The Waitangi Treaty Grounds' school holiday programme has lots on offer to keep the kids engaged this month.
Youngsters can learn about exploration and navigation through fun, creative activities on July 10 and 11.
This year marks 250 years since the first arrival to New Zealand of Captain James Cook.
On July 10 there is At Sea, where kids can get creative with boats and ships art and craft, and on July 11 they can be inspired at Navigation Tools and make a simple compass, find out about magnetism and make a telescope.
The events are free, and children accompanied by a parent or caregiver can pop in anytime between 10am and 1pm. There is no need to register.
Up to 160 people turned out to Our Kerikeri's July 3 public meeting at the Turner Centre.
The community-led action group meeting was to seek feedback on its draft vision which aims to improve the town and unlock its potential.
Our Kerikeri spokeswoman Kirsty Grant said the community provided leaders with valuable feedback on main goals and the overarching vision.
That data will be reviewed, and leaders will meet and see if any tweaks are needed, she said.
"Following that we move into forming a proper entity, putting in place governance which could be a charitable trust or another form.
"Overall, it was great that people felt like they're being heard. Another positive was there was recognition there are already existing groups out there and the role of Our Kerikeri is not to take over but work alongside them."
Hundreds of people turned out to the first meeting called by Kerikeri accountant Annika Dickey as a first step towards setting up a new community group in March.
Common themes included a pedestrian- and bike-friendly town centre, better town planning, after hours medical care, public access to local beaches and an upgrade of Kerikeri Domain.
Grant said they would like to have the vision finalised by the end of July and the governance set up by August or September.
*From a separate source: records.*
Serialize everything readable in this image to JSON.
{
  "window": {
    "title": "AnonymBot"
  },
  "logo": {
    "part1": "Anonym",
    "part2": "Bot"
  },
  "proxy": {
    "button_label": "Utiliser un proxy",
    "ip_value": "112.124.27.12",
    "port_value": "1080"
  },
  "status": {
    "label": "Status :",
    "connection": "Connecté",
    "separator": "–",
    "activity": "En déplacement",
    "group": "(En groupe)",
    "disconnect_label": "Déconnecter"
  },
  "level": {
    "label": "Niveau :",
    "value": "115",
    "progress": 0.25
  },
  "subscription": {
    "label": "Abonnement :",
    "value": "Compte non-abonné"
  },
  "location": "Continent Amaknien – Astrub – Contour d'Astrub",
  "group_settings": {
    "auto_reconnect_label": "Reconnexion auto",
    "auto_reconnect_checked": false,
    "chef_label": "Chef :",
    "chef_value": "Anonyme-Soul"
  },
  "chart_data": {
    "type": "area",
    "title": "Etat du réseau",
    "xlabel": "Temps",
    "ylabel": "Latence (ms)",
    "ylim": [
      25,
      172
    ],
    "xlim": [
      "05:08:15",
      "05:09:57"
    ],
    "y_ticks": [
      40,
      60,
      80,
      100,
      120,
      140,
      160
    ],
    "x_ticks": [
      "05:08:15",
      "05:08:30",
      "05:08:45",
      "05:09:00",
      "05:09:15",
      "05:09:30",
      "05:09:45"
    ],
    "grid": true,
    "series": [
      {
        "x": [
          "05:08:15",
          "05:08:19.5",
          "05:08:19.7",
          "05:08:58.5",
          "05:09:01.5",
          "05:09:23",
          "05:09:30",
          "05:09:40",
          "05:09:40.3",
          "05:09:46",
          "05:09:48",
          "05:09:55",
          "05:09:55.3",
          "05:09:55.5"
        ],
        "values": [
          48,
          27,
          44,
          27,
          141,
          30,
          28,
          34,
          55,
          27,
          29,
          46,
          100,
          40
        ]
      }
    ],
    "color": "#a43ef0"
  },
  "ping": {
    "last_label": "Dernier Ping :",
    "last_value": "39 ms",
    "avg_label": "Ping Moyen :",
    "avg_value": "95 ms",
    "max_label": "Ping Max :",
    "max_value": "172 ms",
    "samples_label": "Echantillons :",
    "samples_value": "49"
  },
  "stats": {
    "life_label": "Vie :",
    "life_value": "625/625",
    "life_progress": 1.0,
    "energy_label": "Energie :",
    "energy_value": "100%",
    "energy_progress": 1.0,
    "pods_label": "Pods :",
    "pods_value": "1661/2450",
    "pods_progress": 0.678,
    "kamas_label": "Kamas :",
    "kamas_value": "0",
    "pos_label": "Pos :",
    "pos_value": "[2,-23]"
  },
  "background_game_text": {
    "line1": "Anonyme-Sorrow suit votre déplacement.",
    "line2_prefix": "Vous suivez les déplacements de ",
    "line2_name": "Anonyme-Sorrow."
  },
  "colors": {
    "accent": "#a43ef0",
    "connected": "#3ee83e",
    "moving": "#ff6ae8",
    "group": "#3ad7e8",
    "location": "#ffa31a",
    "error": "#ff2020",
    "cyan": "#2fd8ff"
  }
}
"At the same time, we're looking at funding options and quick wins like events and place making projects…We are very much focused on the positive and looking forward and are happy to work with everybody who's looking to move in a positive direction rather than reflecting on things that drag us down."
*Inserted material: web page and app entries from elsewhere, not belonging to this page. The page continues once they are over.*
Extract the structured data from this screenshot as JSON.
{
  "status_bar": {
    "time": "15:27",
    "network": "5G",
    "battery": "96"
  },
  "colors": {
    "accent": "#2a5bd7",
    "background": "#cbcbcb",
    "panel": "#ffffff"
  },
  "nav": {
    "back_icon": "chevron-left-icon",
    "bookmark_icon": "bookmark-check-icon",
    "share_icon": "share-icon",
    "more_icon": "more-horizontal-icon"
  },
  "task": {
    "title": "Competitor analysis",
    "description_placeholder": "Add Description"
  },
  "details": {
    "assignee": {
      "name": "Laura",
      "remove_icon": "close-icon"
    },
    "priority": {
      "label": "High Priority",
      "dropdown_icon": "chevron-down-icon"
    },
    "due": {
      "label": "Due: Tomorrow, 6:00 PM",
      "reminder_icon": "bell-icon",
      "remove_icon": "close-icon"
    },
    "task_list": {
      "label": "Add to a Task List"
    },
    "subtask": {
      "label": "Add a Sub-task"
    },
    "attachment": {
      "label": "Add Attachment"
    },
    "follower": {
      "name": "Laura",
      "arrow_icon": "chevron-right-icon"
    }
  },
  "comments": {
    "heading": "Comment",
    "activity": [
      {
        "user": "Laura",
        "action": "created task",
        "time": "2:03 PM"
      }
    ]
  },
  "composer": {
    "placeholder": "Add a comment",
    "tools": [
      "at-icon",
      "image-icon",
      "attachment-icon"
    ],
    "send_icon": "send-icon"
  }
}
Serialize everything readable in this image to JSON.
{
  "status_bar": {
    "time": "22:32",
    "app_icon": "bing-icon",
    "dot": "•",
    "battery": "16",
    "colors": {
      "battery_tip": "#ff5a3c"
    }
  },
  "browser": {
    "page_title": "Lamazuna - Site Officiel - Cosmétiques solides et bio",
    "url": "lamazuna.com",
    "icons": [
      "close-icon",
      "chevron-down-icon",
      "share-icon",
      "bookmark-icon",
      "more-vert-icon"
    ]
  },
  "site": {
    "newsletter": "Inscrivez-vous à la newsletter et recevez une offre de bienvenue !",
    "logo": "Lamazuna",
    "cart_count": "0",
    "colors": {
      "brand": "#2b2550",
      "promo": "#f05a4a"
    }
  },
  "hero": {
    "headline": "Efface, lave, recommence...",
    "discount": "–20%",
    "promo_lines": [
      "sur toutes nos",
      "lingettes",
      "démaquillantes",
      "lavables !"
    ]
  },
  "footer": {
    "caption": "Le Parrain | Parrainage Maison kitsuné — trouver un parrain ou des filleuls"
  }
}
Music students busk
Students from Kaeo spent a morning busking to fundraise for a school trip.
The 10 children, from Te Kura o Hato Hohepa in Waitaruke, Kaeo, spent two hours outside Countdown supermarket in Kerikeri on June 19, raising $350.
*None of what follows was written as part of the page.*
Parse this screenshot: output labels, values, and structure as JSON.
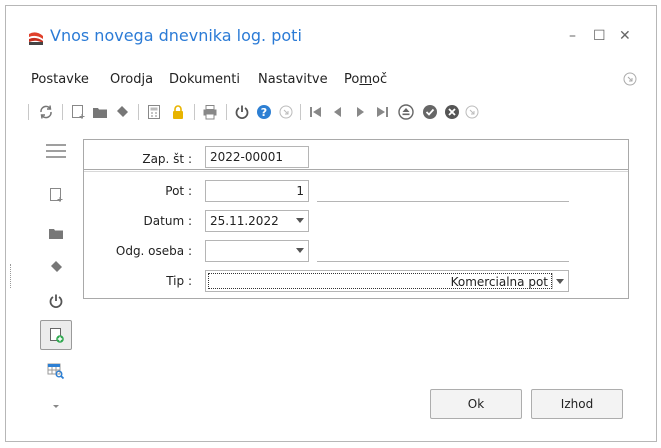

With the repertoire outlined and in their folders, instruments, signs, stands and chairs packed in a large van, courtesy of Ihaka Lenden, whose two daughters were among the performers, "we were up and away", said music teacher Jane Hillier.
After opening with the much loved waiata Te Aroha a plethora of favourites followed, including Cohen's Hallelujah, George Ezra's Budapest, and Vance Joy's Riptide - with a few solos too.
Apart from having fun playing and singing their musical pieces together the object was to fundraise for their end-of-year camp, as well as making a small donation to Countdown for their Kids' Cancer cause.
The children were delighted with the amount raised and were very excited to be invited to play in a restaurant in Paihia, as well as receiving an unexpected anonymous contribution from a very generous local.
Music at the school is partly funded by the Whakaaro Tahi Community Trust, which was set up in Whangaroa by a teacher at the College, Sharyn van Heerden over a decade ago. As well as helping to fund the tutor, Jane Hillier, the trust supplies instruments; a cello, violins, keyboards, ukuleles and guitars, where needed.
"We would like to acknowledge the huge input from this trust and thank the funders for the opportunity for students to experience how music can and does enrich their lives and aid learning and wellbeing," said Hillier.
The students are now very keen to busk again… soon!
They wish to thank their tutors and teachers including Whaea Pepe for all the encouragement to practise and their principal Whaea Mereana Anderson, said Hillier.
• If you have an upcoming event or a snippet of news you'd like to share, email firstname.lastname@example.org along with your full contact details.